Alas, getting a routine appointment for an insurance physical or exam has become more difficult, and clients often have to wait to be seen, causing an inconvenience to them as well as their representatives. Plus, fees have become difficult to negotiate. As a result, insurers now accept the more convenient and easily obtainable paramedical exam with the hope that information they receive (along with the normal attending physician statement) will be adequate for an accurate assessment.
EKGs were once routine for almost all adult ages, but again the ability to get a screening EKG in an easy and timely manner sometimes has become a hindrance to a busy client’s schedule. Fortunately, studies by insurers have found that the utility of the EKG in otherwise asymptomatic individuals is not cost-effective. Even at relatively higher amounts (up to millions of dollars of risk), an EKG in the absence of symptoms or obvious abnormal family or personal history is not helpful.
In fact, particularly in athletes, an EKG can be positive only because these clients are highly trained with hearts that compensate for their higher levels of aerobic activity. While there have been well known athletes who died sudden cardiac deaths from abnormal hearts, they generally had symptoms that were known to their teams and doctors.

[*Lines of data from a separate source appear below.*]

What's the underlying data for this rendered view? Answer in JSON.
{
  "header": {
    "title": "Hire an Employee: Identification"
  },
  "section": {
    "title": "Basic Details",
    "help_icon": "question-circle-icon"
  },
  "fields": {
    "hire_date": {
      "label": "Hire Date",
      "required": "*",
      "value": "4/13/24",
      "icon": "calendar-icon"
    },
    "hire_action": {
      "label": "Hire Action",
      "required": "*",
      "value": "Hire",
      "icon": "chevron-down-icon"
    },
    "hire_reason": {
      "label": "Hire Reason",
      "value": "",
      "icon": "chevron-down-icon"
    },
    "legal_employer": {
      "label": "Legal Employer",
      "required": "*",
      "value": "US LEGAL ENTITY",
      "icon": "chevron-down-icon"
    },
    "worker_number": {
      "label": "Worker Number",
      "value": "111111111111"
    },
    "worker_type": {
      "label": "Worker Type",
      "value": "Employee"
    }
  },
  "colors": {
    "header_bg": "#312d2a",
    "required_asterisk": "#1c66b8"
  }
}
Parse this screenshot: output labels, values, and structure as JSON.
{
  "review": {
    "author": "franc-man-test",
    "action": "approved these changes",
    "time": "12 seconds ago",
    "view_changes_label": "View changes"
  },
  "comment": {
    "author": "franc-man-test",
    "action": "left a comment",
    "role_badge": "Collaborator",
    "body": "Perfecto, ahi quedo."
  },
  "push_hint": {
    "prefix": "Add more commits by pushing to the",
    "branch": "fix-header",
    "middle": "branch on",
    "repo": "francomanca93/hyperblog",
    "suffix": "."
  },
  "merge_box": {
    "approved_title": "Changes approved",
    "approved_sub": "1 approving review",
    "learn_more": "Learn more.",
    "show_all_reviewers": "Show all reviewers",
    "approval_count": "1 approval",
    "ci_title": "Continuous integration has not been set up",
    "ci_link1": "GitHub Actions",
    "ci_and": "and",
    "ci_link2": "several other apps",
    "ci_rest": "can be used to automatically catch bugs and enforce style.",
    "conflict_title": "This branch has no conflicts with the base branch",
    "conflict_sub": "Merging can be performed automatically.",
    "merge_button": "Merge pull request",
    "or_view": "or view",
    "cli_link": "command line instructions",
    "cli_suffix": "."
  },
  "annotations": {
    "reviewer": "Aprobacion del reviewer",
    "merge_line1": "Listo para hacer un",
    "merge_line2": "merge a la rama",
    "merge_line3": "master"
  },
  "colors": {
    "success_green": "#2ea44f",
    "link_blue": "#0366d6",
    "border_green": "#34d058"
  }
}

Today, EKGs are only routinely obtained in very high face amount cases in those under 40 years of age.
Chest x-rays and treadmills were also common requirements whose routine use has been curtailed by insurers because both required an office visit, a larger outlay of time, the expense of procurement, and specialized equipment that not every doctor’s office could make readily available. As a result, insurance companies performed large case studies that found chest x-rays were needed for only a specific cause or history and treadmills were needed for smokers only. Many companies limit treadmills to age and amount requirements for smokers (where the incidence of cardiac disease is greater) and in more limited age brackets (e.g. 56 to 69).
The next “at-risk” requirement appears to be blood testing. No one loves to have their blood taken, but the amount of information available in testing is invaluable for predicting current and future risk and using favorable results to be more aggressive in competitive pricing. Some companies are working with oral swabs as a substitute for blood (a swab is inserted in the client’s mouth and held for a period of time).
Oral swab tests are less inclusive and less accurate, and usually not amenable to the degree of additional testing that can be done on a blood sample. For example, if an abnormality is detected, the existing blood can be further tested in other confirmatory ways to rule out any false positive finding. A questionable swab may lead to a requirement of blood testing afterward—an inconvenience far worse than having blood drawn in the first place.
As much as underwriting requirements are a necessary evil in the application for a life insurance policy, they give an insurer the information and scientific backing to be able to price policies both competitively and aggressively, and make policies even more affordable than they otherwise would be.
Robert Goldstone, MD, FACE, FLMI
Goldstone, board certified internist and endocrinologist, is vice president and chief medical officer for Pacific Life and Pacific Life and Annuity. He has extensive brokerage and life insurance experience, having been medical director at both MetLife Brokerage and Transamerica Occidental Life. Goldstone is board certified in insurance medicine and the inaugural recipient of the W. John Elder Award for Insurance Medicine Journalism Excellence. He was also honored as a fellow of the prestigious American College of Endocrinology and has written monthly for Broker World since 1990. Goldstone can be reached by telephone at 949-420-8390. Email: firstname.lastname@example.org.